Credentials UI v1

Previously, BDP Console was using the Password authentication flow to support machine-to-machine (m2m) applications. Under that scenario a BDP customer had to create a bot user in their account, retrieve a client ID and a client secret, and use all three to acquire a JWT. Customers who have enabled these credentials in the past will see the following panel in their Console account settings:

Legacy Snowplow BDP credentials management

This method and the respective credentials still work for those who have been using them, however we strongly advise that customers upgrade to the current iteration where the only secret to be used by m2m applications is an API key which can be exchanged for a JWT as described below.

Credentials UI v2

The following view is available for all customers under BDP Console settings:

API keys generation view

It is possible to have multiple different keys, and deletion of a key is also possible. When a new API key is created, the following view shows up:

Showing a newly created API key

This is a secret, equivalent to a username and a password combined, and should be handled as such at all times. As soon as you have an API key, it is straightforward to exchange it for a JWT. If you would do that using curl, it would look as follows:

curl \ --header 'X-API-Key: <API_KEY>' \ https://console.snowplowanalytics.com/api/msc/v1/organizations/<ORGANIZATION_ID>/credentials/v2/token
Code language: HTML, XML (xml)

You can find your organization’s ID within the BDP Console URL:

This image has an empty alt attribute; its file name is orgID.png
The organization ID is the UUID in the first URL segment after the host

The curl command above will return a JWT as follows:

{"accessToken":"<JWT>"}
Code language: JSON / JSON with Comments (json)

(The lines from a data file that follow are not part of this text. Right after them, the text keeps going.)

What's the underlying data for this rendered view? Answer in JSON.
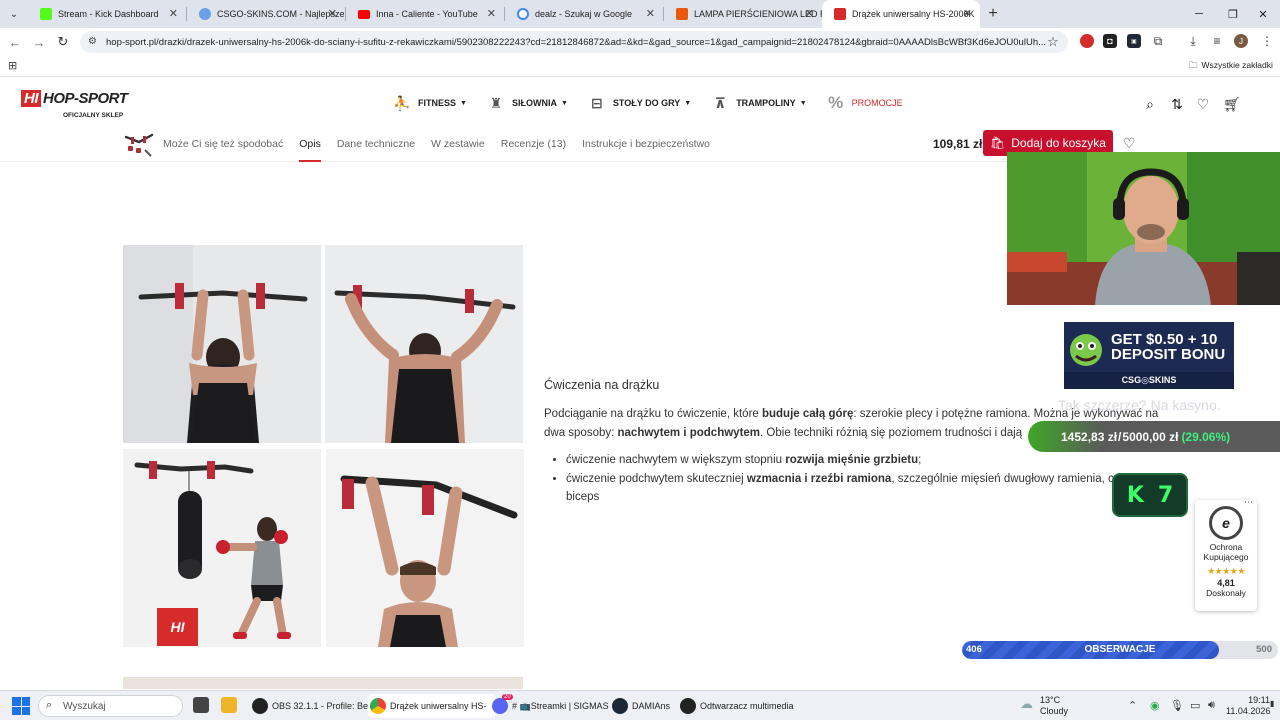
{
  "browser": {
    "tabs": [
      {
        "title": "Stream - Kick Dashboard",
        "color": "#53fc18"
      },
      {
        "title": "CSGO-SKINS.COM - Najlepsze",
        "color": "#6aa0e8"
      },
      {
        "title": "Inna - Caliente - YouTube",
        "color": "#ff0000"
      },
      {
        "title": "dealz - Szukaj w Google",
        "color": "#4285f4"
      },
      {
        "title": "LAMPA PIERŚCIENIOWA LED RI",
        "color": "#e8590c"
      },
      {
        "title": "Drążek uniwersalny HS-2006K",
        "color": "#d52b2b"
      }
    ],
    "url": "hop-sport.pl/drazki/drazek-uniwersalny-hs-2006k-do-sciany-i-sufitu-z-rekawiczkami/5902308222243?cd=21812846872&ad=&kd=&gad_source=1&gad_campaignid=21802478124&gbraid=0AAAADlsBcWBf3Kd6eJOU0ulUh...",
    "bookmarks_label": "Wszystkie zakładki",
    "profile_initial": "J"
  },
  "site": {
    "logo": "HOP-SPORT",
    "logo_mark": "HI",
    "logo_sub": "OFICJALNY SKLEP",
    "nav": [
      {
        "label": "FITNESS",
        "icon": "treadmill-icon"
      },
      {
        "label": "SIŁOWNIA",
        "icon": "gym-icon"
      },
      {
        "label": "STOŁY DO GRY",
        "icon": "game-table-icon"
      },
      {
        "label": "TRAMPOLINY",
        "icon": "trampoline-icon"
      },
      {
        "label": "PROMOCJE",
        "icon": "percent-icon"
      }
    ]
  },
  "product_bar": {
    "tabs": [
      "Może Ci się też spodobać",
      "Opis",
      "Dane techniczne",
      "W zestawie",
      "Recenzje (13)",
      "Instrukcje i bezpieczeństwo"
    ],
    "active_tab": "Opis",
    "price": "109,81 zł",
    "add_to_cart": "Dodaj do koszyka"
  },
  "article": {
    "heading": "Ćwiczenia na drążku",
    "p1_a": "Podciąganie na drążku to ćwiczenie, które ",
    "p1_b": "buduje całą górę",
    "p1_c": ": szerokie plecy i potężne ramiona. Można je wykonywać na dwa sposoby: ",
    "p1_d": "nachwytem i podchwytem",
    "p1_e": ". Obie techniki różnią się poziomem trudności i dają",
    "li1_a": "ćwiczenie nachwytem w większym stopniu ",
    "li1_b": "rozwija mięśnie grzbietu",
    "li1_c": ";",
    "li2_a": "ćwiczenie podchwytem skuteczniej ",
    "li2_b": "wzmacnia i rzeźbi ramiona",
    "li2_c": ", szczególnie mięsień dwugłowy ramienia, cz",
    "li2_d": "biceps"
  },
  "photo_badge": "HI",
  "overlay": {
    "ad_line1": "GET $0.50 + 10",
    "ad_line2": "DEPOSIT BONU",
    "ad_brand": "CSG◎SKINS",
    "ghost": "Tak szczerze? Na kasyno.",
    "balance_a": "1452,83 zł",
    "balance_sep": "/",
    "balance_b": "5000,00 zł",
    "balance_pct": "(29.06%)",
    "k_letter": "K",
    "k_number": "7",
    "progress_current": "406",
    "progress_label": "OBSERWACJE",
    "progress_goal": "500",
    "progress_fraction": 0.812
  },
  "trusted": {
    "seal": "e",
    "line1": "Ochrona",
    "line2": "Kupującego",
    "stars": "★★★★★",
    "score": "4,81",
    "verdict": "Doskonały"
  },
  "taskbar": {
    "search_placeholder": "Wyszukaj",
    "items": [
      "OBS 32.1.1 - Profile: Bez",
      "Drążek uniwersalny HS-",
      "# 📺Streamki | SIGMAS",
      "DAMIAns",
      "Odtwarzacz multimedia"
    ],
    "discord_badge": "20",
    "weather_temp": "13°C",
    "weather_desc": "Cloudy",
    "time": "19:11",
    "date": "11.04.2026"
  }
}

You may then use this access token value to supply authorization headers for subsequent api requests:

curl --header 'Authorization: Bearer <JWT>'
Code language: HTML, XML (xml)